“It is time to get crackin’,” says Timber Lodge owner Ron Levitt, a third-generation restaurateur. “When serving whole lobsters, we give you a bib, along with a placemat that explains how to best crack the lobster shell to get to the meat.”

“We have live Maine lobsters boiled to order every day in the fall, but I encourage diners to come early before they sell out,” notes Ron. “Just like our prime rib, we serve until the cutting board is empty, or, in this case, until the tank is empty.”

“This time of year, the lobster tastes so sweet,” he adds, noting the lobster is served with clarified drawn butter.

In addition to whole boiled lobsters, the chef creates daily lobster features during the fall season, along with homemade lobster bisque.

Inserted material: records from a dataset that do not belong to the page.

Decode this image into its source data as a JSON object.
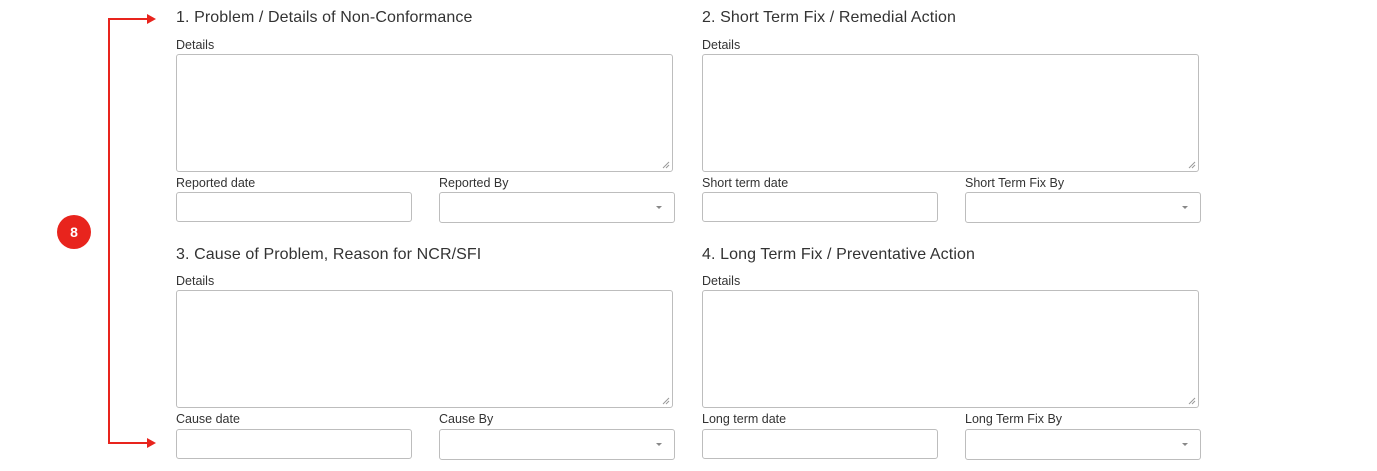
{
  "annotation": {
    "badge": "8",
    "color": "#e8241d"
  },
  "sections": [
    {
      "title": "1. Problem / Details of Non-Conformance",
      "details_label": "Details",
      "details_value": "",
      "date_label": "Reported date",
      "date_value": "",
      "by_label": "Reported By",
      "by_value": ""
    },
    {
      "title": "2. Short Term Fix / Remedial Action",
      "details_label": "Details",
      "details_value": "",
      "date_label": "Short term date",
      "date_value": "",
      "by_label": "Short Term Fix By",
      "by_value": ""
    },
    {
      "title": "3. Cause of Problem, Reason for NCR/SFI",
      "details_label": "Details",
      "details_value": "",
      "date_label": "Cause date",
      "date_value": "",
      "by_label": "Cause By",
      "by_value": ""
    },
    {
      "title": "4. Long Term Fix / Preventative Action",
      "details_label": "Details",
      "details_value": "",
      "date_label": "Long term date",
      "date_value": "",
      "by_label": "Long Term Fix By",
      "by_value": ""
    }
  ],
  "icons": {
    "select_caret": "chevron-down-icon",
    "resize": "resize-grip-icon"
  }
}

“Every day we have new lobster dishes diners can choose,” he says. “The chef creatively incorporates pieces of lobster into recipes, such as lobster risotto and filet stuffed with lobster.”

“One of the most popular menu items is what we call Lobster Trio, featuring three four-ounce lobster tails and three scallops in a red pepper cream sauce, topped with fresh asparagus.”

The chef also is preparing middleneck clams in a savory herb broth and a delish clam chowder.

“We don’t boil our clams but instead sauté them,” Ron says. “It is a deconstructed clambake, where you can choose either clams or lobster and your own side dishes, such as our huge baked potatoes or a salad. You can also pair the lobster with a steak for the ultimate surf and turf.”

Open seven days a week for dinner, as well as brunch on Sundays, this landmark restaurant’s origins trace back to 1933, when the farmhouse was converted into a restaurant with a rustic ambiance.

As soon as you walk through the doors, you can see and smell prime rib slow-roasting on a rotisserie. The menu is packed with hearty meals, including rib eye steak, center-cut top sirloin, New York strip, porterhouse and filet mignon.

All steaks are cold aged, hand-cut daily by the chef, then flame-grilled to sear in the flavor and juices.

“We only serve USDA Choice or Prime cuts,” boasts Ron. “Everything here is cooked from scratch. We make our own salad dressings, bake bread every day and use fresh ingredients purchased locally, with the exception of fresh seafood flown in.”

To complement the steak and seafood, there is an impressive wine and beer selection, which includes wine, craft beer and bourbon flights. Plus, Happy Hour happens Monday through Friday, from 4 to 7 p.m.

“We fashion ourselves after the five-star restaurants with delicious food and impeccable service, but at an affordable three-star price,” comments Ron.

Timber Lodge is located at 2809 Pearl Road in Medina. Hours are Monday-Saturday, 4 p.m. to close; Sunday, 11 a.m. to close. The phone number is 330-725-6288. Call-ahead seating is available Sunday-Thursday. Visit TimberLodgeMedina.com for more information, and Facebook.com/TimberLodgeMedina for daily features.